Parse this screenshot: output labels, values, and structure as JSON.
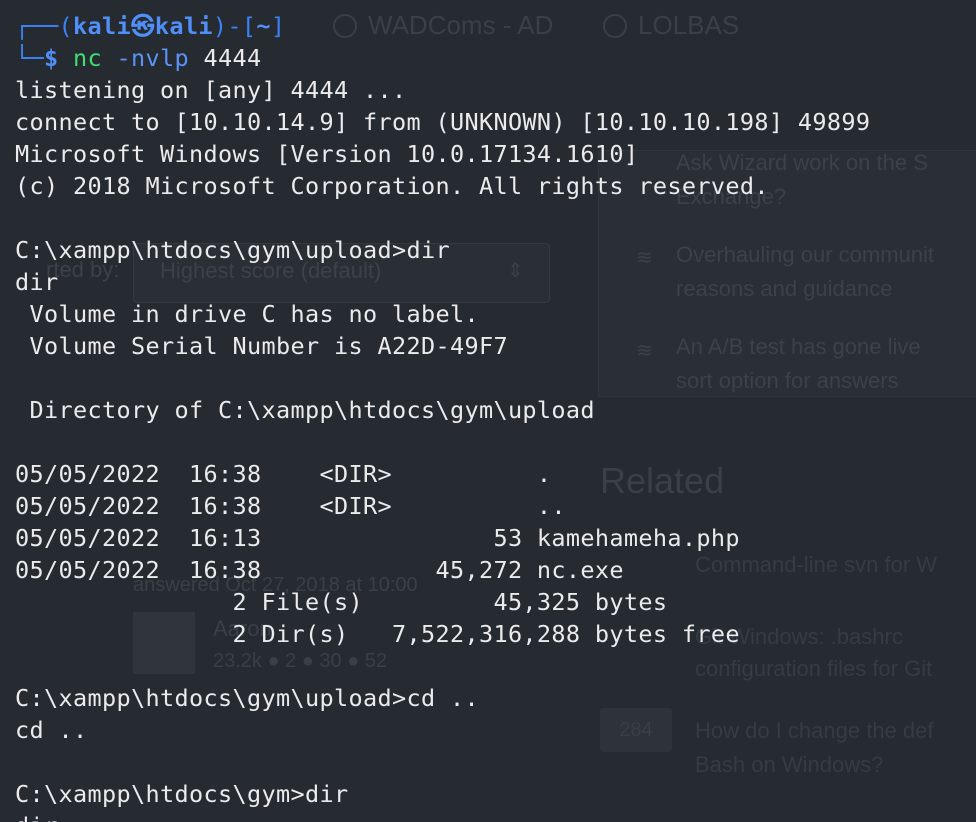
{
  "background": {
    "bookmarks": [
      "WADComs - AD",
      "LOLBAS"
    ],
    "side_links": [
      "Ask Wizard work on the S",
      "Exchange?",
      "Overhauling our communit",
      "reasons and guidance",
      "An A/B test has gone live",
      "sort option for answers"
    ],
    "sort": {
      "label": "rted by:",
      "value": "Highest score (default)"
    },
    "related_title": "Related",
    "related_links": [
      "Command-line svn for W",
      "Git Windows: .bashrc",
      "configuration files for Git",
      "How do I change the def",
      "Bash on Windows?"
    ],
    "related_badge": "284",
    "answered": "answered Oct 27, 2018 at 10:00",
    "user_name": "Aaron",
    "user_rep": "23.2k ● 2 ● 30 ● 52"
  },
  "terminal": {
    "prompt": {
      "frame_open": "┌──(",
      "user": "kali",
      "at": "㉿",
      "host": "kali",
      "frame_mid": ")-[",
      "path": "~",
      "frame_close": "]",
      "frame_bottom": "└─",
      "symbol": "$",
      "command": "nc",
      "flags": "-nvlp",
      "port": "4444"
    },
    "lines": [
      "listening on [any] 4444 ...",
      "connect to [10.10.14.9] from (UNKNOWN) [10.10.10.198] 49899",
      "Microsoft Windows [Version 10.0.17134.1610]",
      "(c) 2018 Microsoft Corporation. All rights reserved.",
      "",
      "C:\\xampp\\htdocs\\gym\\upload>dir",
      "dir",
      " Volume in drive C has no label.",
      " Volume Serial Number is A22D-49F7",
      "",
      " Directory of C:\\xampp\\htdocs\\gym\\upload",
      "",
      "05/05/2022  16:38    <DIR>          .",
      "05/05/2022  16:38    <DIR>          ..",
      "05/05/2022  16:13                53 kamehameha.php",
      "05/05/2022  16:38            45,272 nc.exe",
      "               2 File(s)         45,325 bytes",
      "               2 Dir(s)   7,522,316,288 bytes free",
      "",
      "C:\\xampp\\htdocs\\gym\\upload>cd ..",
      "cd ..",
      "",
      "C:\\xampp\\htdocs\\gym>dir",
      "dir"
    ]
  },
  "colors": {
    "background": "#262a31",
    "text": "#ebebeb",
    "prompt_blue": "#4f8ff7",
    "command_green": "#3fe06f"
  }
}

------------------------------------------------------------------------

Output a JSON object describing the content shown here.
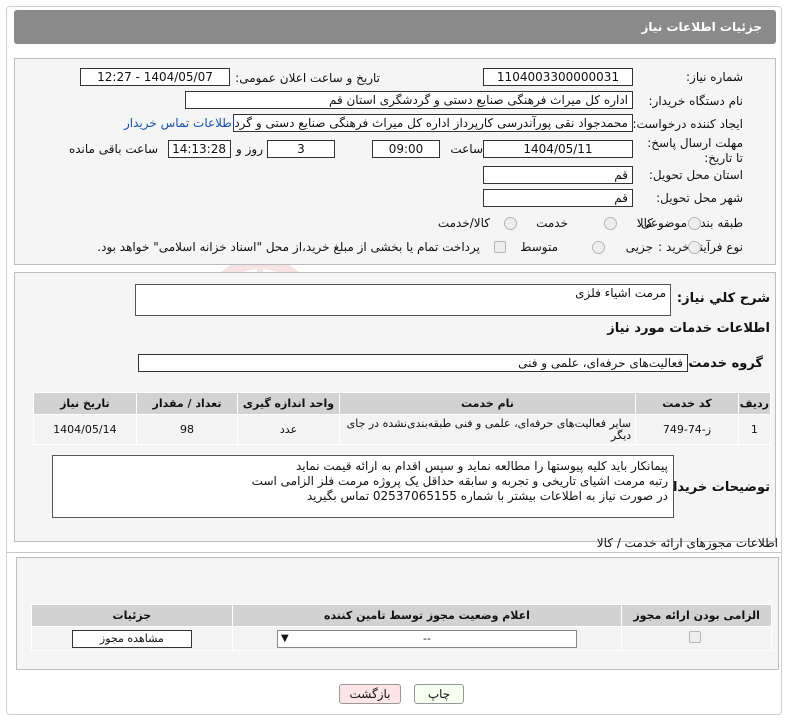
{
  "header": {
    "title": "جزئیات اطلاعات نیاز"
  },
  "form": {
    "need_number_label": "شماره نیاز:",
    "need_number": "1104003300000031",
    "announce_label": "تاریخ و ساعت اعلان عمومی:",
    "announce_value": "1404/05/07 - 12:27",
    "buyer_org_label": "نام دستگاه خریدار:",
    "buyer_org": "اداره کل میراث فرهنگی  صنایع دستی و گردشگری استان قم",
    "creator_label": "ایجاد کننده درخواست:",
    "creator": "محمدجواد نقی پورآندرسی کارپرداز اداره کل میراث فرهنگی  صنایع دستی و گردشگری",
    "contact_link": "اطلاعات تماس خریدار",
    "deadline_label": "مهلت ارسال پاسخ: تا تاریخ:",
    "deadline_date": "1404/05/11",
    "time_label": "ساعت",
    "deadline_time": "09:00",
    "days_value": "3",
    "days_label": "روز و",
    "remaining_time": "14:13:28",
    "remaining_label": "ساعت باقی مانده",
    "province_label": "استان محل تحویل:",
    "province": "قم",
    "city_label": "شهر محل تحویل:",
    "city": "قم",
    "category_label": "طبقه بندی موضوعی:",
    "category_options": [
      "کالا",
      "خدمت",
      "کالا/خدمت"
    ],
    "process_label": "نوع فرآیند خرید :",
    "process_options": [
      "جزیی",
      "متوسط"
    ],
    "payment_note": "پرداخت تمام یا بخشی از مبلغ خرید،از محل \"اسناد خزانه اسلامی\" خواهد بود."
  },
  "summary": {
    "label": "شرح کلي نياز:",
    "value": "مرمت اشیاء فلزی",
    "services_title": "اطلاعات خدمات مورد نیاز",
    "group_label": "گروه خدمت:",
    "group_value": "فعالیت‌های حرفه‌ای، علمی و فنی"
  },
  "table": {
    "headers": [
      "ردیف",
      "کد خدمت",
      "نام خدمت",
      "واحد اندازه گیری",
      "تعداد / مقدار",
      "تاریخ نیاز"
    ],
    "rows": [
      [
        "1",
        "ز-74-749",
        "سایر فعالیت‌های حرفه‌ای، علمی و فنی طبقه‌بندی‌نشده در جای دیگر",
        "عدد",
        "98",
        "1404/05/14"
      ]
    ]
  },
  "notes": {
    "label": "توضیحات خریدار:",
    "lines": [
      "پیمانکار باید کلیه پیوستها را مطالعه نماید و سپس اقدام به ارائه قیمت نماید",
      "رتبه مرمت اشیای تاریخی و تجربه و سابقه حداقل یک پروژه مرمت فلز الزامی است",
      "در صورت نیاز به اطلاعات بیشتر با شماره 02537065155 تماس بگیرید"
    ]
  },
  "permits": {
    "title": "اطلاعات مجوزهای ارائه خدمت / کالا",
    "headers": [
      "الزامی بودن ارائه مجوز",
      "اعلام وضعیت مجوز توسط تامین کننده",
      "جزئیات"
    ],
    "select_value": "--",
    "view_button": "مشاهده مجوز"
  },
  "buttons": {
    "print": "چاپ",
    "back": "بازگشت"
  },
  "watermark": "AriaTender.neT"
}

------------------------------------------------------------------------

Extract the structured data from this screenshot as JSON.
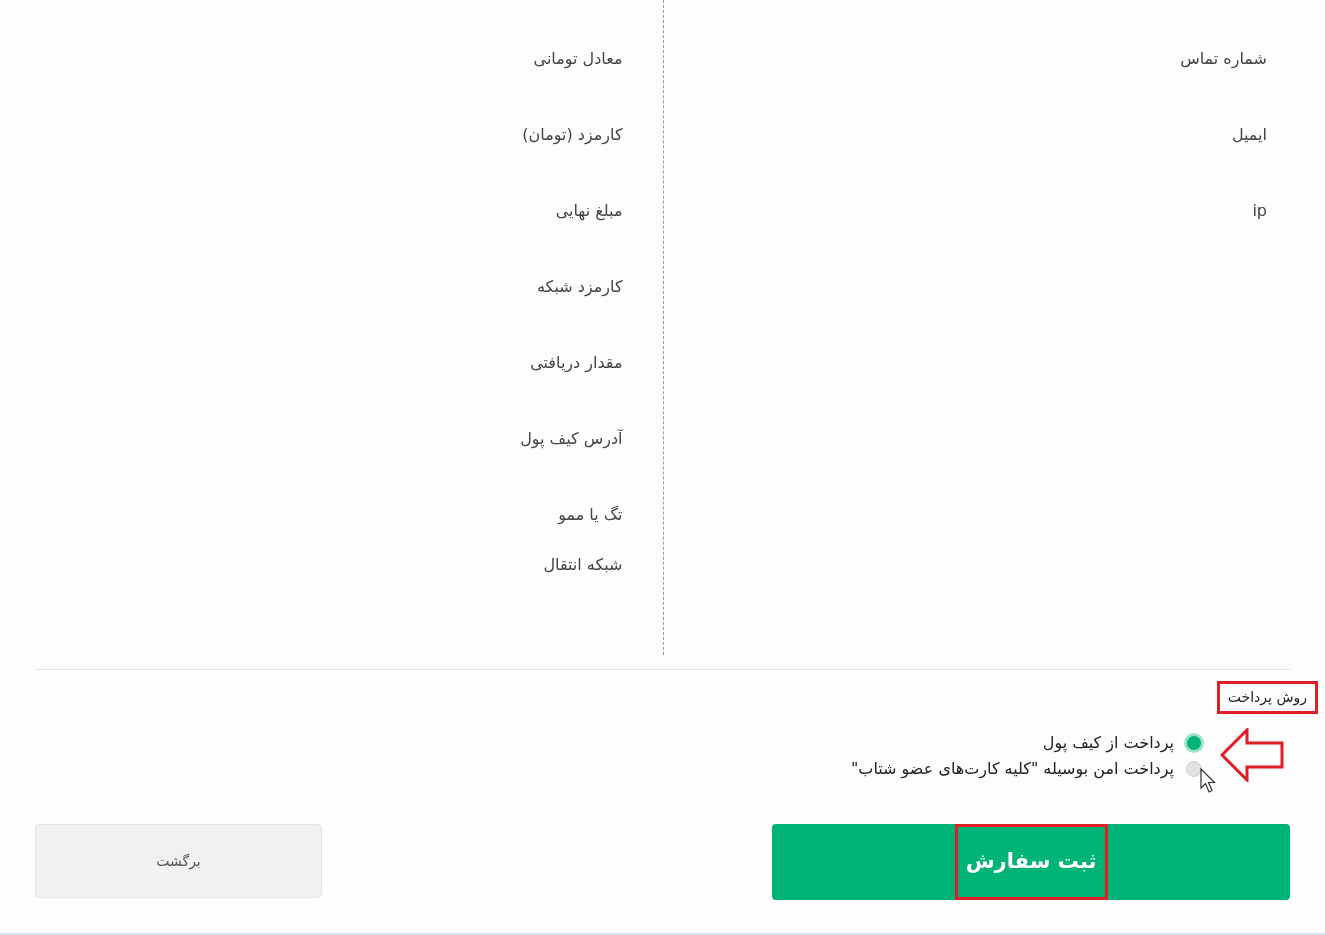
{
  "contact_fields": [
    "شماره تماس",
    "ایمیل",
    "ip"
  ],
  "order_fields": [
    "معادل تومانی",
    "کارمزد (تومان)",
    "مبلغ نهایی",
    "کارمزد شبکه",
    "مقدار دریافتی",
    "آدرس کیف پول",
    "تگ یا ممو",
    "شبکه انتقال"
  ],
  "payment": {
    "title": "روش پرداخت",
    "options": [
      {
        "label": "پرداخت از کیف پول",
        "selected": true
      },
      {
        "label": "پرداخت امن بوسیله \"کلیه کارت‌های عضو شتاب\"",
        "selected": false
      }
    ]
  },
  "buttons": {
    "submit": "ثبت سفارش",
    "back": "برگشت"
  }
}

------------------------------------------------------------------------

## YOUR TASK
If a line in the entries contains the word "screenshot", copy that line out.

## TASK ANSWER
Parse this screenshot: output labels, values, and structure as JSON.
Extract the structured data from this screenshot as JSON.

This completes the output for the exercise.